The legality of demanding answer sheet in the examination is in principle upheld by the Supreme Court in CBSE v. Aditya Bandhopadhyay, (2011) 8 SCC 497 provided that the request is made during a reasonable time in which the authorities are expected to retain the answer scripts. SC held that answer book also does not fall under any of the exemption provided under (a) to (j) of sub-section 1 of Section 8 of RTI Act. So, an examining body does not hold the evaluated answer books in a fiduciary relationship under Section 8(1)(e).

In Kewal Singh Gautam v. State of Chhattisgarh, AIR 2011 Chh 143, Chhattisgarh High Court held that conduct of examination by the departmental agency for promotion in Govt. department, are not private activities, but in public domain and the checking and evaluation of answer sheet by an examiner and the marks given by him upon assessment of performance has nothing to do with the privacy of either the examiner or those who are responsible for conducting the examination so Section 8 (1)(j) is not attracted.

In Centre of Earth Science Studies v. Dr. Mrs. Anson Sebastian 2010 SCC OnLine Ker 541, where one employee sought information pertaining to documents relating to domestic enquiry against another employee and also for getting entries in confidential report of six other employees of the appellant, repelling the claim of exemption under Section 8(1)(j) of the Act of 2005, the Division Bench of High Court of Kerala held that provision of Section 8(1)(j) are not attracted.

CIC analysed that in CBSE v. Aditya Bandopadhya, (2011) 8 SCC 497 the Supreme Court said no, but on certain practical issues. The CBSE pleaded that if it has to share certified copies of answer-sheets of other to each and every candidate seeking under RTI, it would lead to chaos and divert substantial resources. In UPSC v. Angesh Kumar,  (2018) 4 SCC 530,  the Court read the inherent limitation in Sections 3 and 6 as pertaining to revelation of information that is likely to conflict with other public interests including efficient operations of the Governments, optimum use of limited fiscal resources and the preservation of confidentiality of sensitive information.

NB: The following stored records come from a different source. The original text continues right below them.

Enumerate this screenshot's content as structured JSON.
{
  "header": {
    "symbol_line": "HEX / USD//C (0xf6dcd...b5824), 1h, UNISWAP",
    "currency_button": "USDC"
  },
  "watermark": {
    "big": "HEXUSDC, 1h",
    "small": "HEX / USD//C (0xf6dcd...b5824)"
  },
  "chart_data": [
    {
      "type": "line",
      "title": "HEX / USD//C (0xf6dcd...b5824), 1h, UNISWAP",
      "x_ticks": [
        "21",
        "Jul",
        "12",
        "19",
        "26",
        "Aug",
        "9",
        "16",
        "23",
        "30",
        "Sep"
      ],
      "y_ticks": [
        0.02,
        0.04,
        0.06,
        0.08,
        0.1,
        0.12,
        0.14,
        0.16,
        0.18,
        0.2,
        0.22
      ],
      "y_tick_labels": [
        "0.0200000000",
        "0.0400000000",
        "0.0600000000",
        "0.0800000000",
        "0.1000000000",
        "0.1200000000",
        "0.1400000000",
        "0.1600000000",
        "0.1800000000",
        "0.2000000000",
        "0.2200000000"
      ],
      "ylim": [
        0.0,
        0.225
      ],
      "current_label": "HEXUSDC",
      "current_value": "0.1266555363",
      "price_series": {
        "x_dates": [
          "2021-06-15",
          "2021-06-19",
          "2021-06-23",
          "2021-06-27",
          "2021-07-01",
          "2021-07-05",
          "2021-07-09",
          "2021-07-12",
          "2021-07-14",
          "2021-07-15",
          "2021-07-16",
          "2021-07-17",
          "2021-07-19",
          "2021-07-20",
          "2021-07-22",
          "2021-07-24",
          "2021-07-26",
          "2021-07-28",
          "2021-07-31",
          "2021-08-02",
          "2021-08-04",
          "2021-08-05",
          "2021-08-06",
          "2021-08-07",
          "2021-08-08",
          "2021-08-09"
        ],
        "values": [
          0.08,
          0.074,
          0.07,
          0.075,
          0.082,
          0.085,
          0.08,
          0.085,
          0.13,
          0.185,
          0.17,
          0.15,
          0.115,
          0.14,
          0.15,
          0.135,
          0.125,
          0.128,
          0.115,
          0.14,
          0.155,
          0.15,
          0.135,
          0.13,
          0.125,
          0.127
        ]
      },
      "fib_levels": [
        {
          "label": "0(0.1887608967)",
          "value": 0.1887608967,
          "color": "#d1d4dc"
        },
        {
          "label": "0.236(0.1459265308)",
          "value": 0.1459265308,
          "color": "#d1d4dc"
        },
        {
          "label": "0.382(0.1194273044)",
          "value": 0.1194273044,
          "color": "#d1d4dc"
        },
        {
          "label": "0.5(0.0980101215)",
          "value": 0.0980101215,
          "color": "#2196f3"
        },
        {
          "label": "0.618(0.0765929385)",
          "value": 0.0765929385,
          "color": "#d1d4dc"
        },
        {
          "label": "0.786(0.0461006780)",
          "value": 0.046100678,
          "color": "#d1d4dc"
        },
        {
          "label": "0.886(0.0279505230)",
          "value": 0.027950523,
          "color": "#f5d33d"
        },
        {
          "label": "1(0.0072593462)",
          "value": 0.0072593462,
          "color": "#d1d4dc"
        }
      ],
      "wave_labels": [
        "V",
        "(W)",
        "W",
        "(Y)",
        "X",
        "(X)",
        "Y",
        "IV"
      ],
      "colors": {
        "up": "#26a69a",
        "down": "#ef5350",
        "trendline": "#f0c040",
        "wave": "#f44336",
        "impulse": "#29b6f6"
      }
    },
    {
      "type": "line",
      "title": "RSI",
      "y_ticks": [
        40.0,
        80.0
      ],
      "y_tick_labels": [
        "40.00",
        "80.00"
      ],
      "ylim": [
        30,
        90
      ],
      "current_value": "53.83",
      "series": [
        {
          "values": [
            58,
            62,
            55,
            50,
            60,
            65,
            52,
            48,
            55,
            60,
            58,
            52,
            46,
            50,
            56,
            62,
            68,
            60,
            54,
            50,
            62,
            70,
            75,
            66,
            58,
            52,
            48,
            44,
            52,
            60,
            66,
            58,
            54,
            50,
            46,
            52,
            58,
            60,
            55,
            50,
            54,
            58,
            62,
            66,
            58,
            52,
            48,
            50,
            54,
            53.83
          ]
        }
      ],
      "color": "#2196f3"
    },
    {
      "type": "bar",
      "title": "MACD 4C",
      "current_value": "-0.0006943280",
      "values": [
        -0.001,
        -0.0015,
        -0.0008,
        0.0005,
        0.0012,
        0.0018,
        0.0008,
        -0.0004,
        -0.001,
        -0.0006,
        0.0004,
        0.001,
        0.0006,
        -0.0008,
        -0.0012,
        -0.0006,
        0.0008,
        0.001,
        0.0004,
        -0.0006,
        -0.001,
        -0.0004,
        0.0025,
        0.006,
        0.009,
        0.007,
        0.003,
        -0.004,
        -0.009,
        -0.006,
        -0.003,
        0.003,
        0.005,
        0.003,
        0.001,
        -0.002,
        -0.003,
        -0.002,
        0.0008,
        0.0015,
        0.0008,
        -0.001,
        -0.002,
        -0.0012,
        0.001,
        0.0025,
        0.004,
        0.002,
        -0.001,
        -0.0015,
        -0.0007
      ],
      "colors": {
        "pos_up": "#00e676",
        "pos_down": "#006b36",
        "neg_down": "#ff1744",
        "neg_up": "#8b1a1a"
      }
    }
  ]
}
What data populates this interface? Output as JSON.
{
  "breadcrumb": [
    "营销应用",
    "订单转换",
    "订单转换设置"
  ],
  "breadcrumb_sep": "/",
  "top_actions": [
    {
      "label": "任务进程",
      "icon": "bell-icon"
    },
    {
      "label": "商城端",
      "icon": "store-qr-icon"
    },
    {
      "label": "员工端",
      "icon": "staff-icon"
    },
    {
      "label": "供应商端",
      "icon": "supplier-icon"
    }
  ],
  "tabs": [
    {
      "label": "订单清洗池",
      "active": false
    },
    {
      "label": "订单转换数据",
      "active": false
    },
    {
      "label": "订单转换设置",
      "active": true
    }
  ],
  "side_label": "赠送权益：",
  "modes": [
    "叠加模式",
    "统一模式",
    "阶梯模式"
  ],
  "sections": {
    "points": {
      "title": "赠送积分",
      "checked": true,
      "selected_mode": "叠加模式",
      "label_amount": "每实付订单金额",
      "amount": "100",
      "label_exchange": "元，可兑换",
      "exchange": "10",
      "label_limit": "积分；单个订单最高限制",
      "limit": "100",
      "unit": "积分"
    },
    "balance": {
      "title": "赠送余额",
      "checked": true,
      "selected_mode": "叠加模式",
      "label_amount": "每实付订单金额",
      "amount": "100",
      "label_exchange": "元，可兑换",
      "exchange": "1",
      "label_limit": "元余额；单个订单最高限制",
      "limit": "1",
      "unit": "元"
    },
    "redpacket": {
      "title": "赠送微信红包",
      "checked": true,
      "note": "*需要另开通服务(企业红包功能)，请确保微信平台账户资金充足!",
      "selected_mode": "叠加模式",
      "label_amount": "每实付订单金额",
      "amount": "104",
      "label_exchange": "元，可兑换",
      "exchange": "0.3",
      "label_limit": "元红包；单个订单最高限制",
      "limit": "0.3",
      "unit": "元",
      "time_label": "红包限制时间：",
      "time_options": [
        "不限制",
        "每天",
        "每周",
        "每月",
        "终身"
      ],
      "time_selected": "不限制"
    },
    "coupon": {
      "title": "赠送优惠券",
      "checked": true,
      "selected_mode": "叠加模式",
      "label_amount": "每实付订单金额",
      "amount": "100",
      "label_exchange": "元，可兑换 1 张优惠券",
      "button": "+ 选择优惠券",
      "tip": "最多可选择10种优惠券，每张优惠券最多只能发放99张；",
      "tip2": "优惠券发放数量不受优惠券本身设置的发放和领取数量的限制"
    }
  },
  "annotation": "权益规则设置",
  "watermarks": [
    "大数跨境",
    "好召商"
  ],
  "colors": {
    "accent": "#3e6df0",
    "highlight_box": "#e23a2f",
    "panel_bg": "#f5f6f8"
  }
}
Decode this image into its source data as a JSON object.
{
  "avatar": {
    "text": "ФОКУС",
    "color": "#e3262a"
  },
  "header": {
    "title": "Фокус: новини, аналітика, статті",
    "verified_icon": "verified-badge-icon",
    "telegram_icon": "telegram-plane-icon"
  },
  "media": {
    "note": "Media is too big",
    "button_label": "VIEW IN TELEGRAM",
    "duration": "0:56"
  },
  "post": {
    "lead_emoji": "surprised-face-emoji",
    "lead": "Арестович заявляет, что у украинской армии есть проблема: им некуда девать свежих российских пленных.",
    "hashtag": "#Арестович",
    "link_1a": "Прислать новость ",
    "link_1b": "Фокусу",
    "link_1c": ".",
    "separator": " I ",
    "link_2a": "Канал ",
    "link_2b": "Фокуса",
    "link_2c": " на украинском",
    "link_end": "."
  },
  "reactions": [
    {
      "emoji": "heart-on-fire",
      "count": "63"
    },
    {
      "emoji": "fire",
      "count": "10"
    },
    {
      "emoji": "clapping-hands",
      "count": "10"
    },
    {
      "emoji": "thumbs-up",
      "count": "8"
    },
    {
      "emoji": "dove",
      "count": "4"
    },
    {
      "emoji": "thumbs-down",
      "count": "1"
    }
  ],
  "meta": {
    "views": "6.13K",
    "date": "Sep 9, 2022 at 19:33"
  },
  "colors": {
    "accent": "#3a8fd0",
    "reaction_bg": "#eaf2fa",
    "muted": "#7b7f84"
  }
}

The Supreme Court referred to the problems in showing evaluated answer sheets in the UPSC Civil Services Examination in Prashant Ramesh Chakkarwar v. UPSC, (2013) 12 SCC 489.

CIC observed that the most important point was that the rejection in CBSE and UPSC cases was not based on any exception under Section 8(1) including (e) & (j). CIC concluded that no such difficulty exists in the present case and the appellant was entitled to get copies of answer sheet of the four candidates who topped. [Shailendra Kumar Singh v. PIO, EPFO, CIC/EPFOG/A/2018/614958, decided on 08-06-2018]